Web page and app entries:
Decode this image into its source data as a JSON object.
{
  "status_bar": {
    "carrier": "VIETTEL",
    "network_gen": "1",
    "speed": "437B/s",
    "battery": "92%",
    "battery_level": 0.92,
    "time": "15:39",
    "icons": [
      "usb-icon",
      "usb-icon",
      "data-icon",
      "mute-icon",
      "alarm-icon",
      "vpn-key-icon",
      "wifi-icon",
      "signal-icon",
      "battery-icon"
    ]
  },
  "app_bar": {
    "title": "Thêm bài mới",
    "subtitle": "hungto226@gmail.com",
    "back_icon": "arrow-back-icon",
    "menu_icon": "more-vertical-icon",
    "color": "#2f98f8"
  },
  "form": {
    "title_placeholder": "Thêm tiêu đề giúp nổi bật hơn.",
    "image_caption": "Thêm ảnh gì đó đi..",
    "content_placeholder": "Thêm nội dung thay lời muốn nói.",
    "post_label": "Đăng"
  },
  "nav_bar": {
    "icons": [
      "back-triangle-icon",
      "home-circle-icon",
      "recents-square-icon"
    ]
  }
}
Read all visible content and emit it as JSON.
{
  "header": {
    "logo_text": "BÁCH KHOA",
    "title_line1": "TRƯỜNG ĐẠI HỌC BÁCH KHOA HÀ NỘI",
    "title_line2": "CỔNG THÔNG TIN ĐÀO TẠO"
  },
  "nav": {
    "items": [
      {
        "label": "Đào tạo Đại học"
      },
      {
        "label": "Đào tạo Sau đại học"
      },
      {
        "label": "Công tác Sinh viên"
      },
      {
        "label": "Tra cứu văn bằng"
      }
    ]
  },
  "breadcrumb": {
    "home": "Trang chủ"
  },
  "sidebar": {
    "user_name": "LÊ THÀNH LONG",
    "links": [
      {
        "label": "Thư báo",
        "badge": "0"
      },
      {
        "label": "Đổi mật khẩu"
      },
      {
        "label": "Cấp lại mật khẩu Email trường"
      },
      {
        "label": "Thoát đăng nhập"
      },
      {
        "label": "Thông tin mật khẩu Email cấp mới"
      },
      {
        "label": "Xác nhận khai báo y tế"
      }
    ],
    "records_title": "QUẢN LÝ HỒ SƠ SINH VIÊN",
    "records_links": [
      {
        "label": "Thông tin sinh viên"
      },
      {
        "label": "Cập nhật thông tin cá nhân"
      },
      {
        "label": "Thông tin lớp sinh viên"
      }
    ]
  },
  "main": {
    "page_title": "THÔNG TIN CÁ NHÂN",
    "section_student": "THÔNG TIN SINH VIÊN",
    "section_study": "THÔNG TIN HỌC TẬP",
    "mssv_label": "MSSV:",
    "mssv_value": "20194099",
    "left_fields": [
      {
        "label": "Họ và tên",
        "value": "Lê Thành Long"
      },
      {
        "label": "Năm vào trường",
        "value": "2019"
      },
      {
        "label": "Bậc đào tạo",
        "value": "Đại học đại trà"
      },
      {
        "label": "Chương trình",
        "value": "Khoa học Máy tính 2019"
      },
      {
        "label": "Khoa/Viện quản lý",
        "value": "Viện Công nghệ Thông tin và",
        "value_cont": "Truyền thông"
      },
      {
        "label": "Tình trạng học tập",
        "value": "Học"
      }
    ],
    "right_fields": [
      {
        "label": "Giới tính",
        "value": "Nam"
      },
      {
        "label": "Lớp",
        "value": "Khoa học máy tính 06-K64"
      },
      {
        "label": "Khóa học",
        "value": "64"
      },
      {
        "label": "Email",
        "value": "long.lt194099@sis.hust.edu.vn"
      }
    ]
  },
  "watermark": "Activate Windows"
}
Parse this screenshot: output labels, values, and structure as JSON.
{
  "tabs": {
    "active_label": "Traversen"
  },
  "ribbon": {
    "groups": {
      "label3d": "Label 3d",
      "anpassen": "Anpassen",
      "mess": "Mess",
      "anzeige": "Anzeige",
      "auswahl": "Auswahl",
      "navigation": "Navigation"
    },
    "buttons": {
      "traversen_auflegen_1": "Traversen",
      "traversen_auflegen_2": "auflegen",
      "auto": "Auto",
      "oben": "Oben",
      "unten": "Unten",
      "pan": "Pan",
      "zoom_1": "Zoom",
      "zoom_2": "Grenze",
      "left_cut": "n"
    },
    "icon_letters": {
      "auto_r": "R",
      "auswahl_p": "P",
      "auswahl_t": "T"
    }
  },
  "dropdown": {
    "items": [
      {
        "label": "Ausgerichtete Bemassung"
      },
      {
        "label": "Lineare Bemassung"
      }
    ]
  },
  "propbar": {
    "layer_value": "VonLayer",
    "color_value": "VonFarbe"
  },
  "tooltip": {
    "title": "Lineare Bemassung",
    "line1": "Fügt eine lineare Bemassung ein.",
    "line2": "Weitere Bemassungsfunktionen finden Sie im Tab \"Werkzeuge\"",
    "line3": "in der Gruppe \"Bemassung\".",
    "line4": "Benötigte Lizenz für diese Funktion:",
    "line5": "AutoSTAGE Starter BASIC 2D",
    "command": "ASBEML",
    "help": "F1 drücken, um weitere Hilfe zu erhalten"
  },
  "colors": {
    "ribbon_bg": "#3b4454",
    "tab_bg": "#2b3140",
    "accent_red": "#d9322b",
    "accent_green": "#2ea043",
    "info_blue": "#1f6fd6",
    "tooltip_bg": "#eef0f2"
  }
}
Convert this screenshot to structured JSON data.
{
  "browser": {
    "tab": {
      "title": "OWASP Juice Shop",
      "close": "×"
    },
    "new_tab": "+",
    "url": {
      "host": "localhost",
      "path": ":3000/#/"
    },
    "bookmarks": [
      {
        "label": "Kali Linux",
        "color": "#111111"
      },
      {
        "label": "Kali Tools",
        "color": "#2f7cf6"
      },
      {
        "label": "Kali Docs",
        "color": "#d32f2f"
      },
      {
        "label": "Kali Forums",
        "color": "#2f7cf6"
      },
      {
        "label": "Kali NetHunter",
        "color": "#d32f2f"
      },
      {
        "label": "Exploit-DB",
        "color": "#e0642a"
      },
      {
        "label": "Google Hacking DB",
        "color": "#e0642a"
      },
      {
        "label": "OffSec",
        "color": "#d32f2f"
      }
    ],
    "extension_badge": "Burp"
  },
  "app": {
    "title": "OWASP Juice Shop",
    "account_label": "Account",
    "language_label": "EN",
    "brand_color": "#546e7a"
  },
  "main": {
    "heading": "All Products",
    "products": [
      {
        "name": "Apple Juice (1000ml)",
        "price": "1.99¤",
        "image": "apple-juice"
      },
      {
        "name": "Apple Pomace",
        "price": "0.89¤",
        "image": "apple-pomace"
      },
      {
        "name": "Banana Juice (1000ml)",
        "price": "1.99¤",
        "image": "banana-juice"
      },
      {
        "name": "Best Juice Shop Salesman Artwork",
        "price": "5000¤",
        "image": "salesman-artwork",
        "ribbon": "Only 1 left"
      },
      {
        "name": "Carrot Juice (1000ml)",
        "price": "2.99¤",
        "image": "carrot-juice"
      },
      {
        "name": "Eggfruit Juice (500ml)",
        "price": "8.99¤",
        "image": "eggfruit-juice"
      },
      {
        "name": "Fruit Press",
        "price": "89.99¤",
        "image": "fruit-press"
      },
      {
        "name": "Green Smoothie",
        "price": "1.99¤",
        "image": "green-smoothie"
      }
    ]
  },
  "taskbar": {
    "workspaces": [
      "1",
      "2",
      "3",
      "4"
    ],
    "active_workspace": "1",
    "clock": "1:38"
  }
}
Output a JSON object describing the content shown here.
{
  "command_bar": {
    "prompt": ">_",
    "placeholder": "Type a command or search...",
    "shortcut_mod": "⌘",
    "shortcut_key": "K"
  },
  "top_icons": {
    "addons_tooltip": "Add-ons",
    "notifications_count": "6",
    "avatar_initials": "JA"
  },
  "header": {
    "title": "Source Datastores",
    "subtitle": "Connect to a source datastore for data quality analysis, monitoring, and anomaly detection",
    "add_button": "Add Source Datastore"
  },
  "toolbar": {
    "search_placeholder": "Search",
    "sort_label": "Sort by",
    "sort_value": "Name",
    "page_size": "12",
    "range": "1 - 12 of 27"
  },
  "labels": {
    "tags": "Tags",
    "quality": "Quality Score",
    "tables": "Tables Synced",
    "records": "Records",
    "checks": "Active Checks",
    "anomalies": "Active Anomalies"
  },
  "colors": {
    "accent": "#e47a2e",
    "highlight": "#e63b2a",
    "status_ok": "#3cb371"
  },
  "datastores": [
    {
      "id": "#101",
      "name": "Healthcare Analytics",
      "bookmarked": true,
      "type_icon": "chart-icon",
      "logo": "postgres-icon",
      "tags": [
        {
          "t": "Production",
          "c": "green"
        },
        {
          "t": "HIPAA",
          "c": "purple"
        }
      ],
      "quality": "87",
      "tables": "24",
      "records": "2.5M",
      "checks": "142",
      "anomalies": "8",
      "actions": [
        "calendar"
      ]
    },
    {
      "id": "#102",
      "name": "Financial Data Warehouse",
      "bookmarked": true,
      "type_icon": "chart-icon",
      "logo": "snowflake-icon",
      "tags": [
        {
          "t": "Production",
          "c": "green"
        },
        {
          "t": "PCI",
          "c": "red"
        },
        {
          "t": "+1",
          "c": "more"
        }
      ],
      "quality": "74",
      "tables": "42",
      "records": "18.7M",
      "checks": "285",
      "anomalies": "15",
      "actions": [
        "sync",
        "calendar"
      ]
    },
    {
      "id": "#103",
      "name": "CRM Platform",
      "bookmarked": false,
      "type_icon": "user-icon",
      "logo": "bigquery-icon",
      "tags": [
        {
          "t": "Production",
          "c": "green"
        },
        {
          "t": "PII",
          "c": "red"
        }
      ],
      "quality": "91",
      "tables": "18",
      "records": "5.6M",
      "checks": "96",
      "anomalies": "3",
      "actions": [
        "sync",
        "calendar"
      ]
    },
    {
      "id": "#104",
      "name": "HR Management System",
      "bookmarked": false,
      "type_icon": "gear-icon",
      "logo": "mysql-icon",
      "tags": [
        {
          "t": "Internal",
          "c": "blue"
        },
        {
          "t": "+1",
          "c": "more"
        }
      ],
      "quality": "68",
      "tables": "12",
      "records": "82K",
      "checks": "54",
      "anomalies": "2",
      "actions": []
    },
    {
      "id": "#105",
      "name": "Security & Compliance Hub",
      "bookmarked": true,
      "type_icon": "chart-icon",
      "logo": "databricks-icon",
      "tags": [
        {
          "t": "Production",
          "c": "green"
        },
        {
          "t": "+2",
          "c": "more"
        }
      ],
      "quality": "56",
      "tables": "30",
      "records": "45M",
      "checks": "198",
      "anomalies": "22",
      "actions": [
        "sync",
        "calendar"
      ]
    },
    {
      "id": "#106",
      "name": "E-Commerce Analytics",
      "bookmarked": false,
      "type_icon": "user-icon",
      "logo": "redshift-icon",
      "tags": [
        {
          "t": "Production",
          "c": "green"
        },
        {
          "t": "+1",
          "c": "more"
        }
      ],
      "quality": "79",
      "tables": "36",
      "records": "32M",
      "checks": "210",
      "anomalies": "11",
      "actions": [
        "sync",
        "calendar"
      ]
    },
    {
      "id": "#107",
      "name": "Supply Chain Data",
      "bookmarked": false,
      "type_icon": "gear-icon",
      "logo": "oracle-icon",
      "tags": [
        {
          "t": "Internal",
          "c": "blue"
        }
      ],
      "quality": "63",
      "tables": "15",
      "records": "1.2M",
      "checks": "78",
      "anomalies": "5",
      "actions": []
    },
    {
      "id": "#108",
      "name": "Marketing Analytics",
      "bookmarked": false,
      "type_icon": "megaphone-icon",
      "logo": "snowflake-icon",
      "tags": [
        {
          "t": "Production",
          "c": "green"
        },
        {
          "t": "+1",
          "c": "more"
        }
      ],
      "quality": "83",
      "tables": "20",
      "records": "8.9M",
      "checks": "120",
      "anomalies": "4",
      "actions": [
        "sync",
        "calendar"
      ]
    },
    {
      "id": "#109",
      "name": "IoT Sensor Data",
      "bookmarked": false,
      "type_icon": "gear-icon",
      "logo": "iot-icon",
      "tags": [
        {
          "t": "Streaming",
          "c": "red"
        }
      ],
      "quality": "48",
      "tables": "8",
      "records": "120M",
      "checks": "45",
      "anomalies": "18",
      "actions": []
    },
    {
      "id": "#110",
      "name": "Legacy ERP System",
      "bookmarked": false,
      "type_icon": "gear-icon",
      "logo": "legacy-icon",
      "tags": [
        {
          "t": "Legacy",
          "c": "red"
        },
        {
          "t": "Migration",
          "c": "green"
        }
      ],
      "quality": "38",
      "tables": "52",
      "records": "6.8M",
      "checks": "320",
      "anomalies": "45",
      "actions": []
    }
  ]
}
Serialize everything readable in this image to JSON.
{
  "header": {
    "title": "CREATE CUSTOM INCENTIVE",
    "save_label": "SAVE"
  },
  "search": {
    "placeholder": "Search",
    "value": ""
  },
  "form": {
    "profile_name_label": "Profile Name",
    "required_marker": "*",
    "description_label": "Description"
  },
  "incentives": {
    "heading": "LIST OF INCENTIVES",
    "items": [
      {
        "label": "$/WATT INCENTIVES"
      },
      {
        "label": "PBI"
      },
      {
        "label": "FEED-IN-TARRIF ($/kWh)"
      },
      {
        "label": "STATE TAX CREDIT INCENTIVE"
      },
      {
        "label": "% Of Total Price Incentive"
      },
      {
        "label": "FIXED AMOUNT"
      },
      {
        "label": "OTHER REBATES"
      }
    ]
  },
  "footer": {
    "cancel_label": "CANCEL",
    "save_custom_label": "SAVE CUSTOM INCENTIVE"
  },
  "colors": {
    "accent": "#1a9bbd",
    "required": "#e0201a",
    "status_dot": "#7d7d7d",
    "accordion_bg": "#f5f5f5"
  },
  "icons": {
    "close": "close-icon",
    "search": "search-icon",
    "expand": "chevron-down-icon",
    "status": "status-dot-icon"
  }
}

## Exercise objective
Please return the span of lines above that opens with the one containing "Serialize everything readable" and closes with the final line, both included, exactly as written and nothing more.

## Answer for the task
Serialize everything readable in this image to JSON.
{
  "header": {
    "title": "CREATE CUSTOM INCENTIVE",
    "save_label": "SAVE"
  },
  "search": {
    "placeholder": "Search",
    "value": ""
  },
  "form": {
    "profile_name_label": "Profile Name",
    "required_marker": "*",
    "description_label": "Description"
  },
  "incentives": {
    "heading": "LIST OF INCENTIVES",
    "items": [
      {
        "label": "$/WATT INCENTIVES"
      },
      {
        "label": "PBI"
      },
      {
        "label": "FEED-IN-TARRIF ($/kWh)"
      },
      {
        "label": "STATE TAX CREDIT INCENTIVE"
      },
      {
        "label": "% Of Total Price Incentive"
      },
      {
        "label": "FIXED AMOUNT"
      },
      {
        "label": "OTHER REBATES"
      }
    ]
  },
  "footer": {
    "cancel_label": "CANCEL",
    "save_custom_label": "SAVE CUSTOM INCENTIVE"
  },
  "colors": {
    "accent": "#1a9bbd",
    "required": "#e0201a",
    "status_dot": "#7d7d7d",
    "accordion_bg": "#f5f5f5"
  },
  "icons": {
    "close": "close-icon",
    "search": "search-icon",
    "expand": "chevron-down-icon",
    "status": "status-dot-icon"
  }
}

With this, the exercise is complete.